Health care for heroes
Nursing colleges, organizations join forces to improve care for veterans, service members
By Tracy Brown Wright
As part of first lady Michelle Obama’s Joining Forces initiative, the UF College of Nursing and the North Florida/South Georgia Veterans Health System have committed to educating America’s future nurses to care for our veterans, service members and their families facing posttraumatic stress disorder, traumatic brain injury, depression and other clinical issues.
Kathleen Ann Long, Ph.D., R.N., dean of the UF College of Nursing, was one of only 20 nursing deans nationwide present in Pennsylvania April 11 when Obama and Jill Biden announced the commitment from nurses across the country eager to serve our veterans and military families.

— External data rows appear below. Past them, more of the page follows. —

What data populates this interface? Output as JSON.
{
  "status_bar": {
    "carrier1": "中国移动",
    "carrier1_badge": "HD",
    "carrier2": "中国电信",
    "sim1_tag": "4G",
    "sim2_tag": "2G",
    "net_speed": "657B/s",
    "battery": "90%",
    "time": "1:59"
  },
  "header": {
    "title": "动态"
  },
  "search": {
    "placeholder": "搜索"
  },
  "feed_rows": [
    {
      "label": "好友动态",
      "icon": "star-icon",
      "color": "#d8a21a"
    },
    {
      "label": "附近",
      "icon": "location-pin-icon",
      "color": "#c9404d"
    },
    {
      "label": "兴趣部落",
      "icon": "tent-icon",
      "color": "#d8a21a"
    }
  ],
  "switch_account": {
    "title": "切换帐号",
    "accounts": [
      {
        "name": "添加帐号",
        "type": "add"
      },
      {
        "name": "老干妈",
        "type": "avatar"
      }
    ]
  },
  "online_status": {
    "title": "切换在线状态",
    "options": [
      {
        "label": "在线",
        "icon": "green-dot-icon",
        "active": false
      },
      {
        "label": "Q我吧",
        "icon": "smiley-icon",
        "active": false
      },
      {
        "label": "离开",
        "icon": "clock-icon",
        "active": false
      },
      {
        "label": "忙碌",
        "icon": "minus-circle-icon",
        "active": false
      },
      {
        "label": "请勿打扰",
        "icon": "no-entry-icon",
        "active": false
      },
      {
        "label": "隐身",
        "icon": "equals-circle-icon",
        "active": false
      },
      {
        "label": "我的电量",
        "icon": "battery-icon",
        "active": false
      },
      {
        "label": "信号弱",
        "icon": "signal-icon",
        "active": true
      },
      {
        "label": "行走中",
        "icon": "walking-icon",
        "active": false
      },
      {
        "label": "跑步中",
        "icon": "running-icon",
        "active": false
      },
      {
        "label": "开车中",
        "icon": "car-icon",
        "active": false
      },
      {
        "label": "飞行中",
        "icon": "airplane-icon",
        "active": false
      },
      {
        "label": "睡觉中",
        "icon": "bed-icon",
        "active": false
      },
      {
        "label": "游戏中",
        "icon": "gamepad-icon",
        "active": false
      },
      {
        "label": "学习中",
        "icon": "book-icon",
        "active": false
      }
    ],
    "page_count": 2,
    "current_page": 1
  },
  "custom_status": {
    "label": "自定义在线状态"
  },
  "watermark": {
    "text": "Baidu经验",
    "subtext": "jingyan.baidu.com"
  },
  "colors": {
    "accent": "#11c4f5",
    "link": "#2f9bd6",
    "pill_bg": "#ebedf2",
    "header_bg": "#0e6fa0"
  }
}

LeAnne Whitlow, associate director of nursing at the North Florida/South Georgia Veterans Health System, was also in attendance as a representative of local VA medical centers from across the country.
In partnership with the North Florida/South Georgia Veterans Health System in 2007, the UF College of Nursing was one of the first four universities selected to receive a VA Nursing Academy, an initiative from the U.S. Department of Veterans Affairs, to address a shortage of nurses across the nation and ensure that veterans continue to receive high-quality care. Since its inception, the initiative has sparked improvements in nurse recruitment and retention at VA facilities, increasing nursing educational opportunities, enhancing clinical activities and improving nursing practice environments.
“I was proud to represent our college at an event that highlights the commitment to preparing nurses who will provide the best possible care for veterans and their families,” Long said. “Our already close partnership with our local VA through the VA Nursing Academy exemplifies our strong commitment to quality patient care for our nation’s veterans. It is our hope that the Joining Forces initiative will continue to strengthen that commitment as well as allow us to further educate our nursing students on the unique health needs for veterans.”
In a broad, coordinated effort, more than 150 state and national nursing organizations, including the North Florida/South Georgia Veterans Health System and more than 500 nursing schools (including UF) have committed to further educate the nation’s 3 million nurses so they are prepared to meet the unique health needs of service members, veterans, and their families. The group has also committed to disseminating effective models for care and to sharing the most up-to-date information on medical conditions across academic and practice settings.
“Whether we’re in a hospital, a doctor’s office or a community health center, nurses are often the first people we see when we walk through the door,” Obama said. “Because of their expertise, they are trusted to be the frontline of America’s health care system.”